The idea of the fitness landscape can be traced back to Wright’s the work on biological evolution (1932) and was significantly broadened through the work of Kauffman (1993). Kauffman’s account, though limited to evolutionary biology, alluded to a universal applicability. It offered the prospect of a framework that could help understand how the adaptive moves of agents in search for a better ‘fit’ have a reciprocal influence on other agents. This has sparked a wide range of applications of fitness landscapes in different domains in the social and behavioral sciences. In this article we assess the extent to which fitness landscapes have been incorporated into the social and behavioral sciences, how they help progress theoretical or empirical issues in these sciences, and what to consider when making use of fitness landscapes in these sciences.
Emergence: Complexity and Organization
Department of Public Administration

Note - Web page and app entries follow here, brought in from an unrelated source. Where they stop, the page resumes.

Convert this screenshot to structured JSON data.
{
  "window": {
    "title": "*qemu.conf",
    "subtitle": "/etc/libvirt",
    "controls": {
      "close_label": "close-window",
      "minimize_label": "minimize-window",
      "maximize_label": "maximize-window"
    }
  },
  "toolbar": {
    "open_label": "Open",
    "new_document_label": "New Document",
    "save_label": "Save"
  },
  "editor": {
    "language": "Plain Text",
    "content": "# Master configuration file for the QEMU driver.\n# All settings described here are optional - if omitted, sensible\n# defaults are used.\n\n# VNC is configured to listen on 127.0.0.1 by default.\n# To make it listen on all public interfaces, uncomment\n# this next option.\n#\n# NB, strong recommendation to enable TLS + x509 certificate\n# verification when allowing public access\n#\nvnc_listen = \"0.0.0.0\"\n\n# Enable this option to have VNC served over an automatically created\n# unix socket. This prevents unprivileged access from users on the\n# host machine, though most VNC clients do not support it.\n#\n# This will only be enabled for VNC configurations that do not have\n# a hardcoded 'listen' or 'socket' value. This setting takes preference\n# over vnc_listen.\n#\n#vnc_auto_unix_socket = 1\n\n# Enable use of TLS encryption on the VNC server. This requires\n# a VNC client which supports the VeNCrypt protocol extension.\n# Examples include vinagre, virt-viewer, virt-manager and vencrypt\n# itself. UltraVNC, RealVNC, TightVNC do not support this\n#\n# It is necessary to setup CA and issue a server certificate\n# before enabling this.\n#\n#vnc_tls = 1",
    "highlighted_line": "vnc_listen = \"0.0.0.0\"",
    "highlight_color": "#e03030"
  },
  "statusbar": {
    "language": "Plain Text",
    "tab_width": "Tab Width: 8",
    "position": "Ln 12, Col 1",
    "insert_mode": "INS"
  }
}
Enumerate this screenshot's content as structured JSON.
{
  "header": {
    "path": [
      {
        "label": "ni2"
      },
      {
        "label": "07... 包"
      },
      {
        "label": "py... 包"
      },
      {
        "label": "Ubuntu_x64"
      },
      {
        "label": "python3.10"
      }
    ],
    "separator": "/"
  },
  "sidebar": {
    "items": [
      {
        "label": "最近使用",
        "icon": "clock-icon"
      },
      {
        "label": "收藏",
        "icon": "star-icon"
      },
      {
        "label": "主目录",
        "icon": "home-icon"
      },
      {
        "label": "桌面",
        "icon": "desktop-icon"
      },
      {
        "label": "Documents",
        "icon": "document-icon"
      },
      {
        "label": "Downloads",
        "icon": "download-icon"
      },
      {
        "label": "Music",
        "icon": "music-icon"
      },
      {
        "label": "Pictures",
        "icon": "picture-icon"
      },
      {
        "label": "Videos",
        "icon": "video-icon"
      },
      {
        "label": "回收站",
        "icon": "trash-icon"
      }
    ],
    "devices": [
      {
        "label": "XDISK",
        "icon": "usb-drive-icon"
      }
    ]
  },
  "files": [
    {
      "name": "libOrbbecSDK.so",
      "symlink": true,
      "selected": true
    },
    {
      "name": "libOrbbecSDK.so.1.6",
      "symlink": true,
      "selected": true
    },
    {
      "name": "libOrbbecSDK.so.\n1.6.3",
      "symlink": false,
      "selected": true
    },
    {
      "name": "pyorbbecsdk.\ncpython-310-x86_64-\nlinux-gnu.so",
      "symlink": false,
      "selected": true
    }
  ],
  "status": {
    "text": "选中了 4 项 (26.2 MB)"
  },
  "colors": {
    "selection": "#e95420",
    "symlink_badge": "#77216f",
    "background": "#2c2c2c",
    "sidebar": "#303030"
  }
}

Gerrits, L.M, & Marks, P.K. (2014). How fitness landscapes help further the social and behavioral sciences. Emergence: Complexity and Organization, 16(3), 1–17. Retrieved from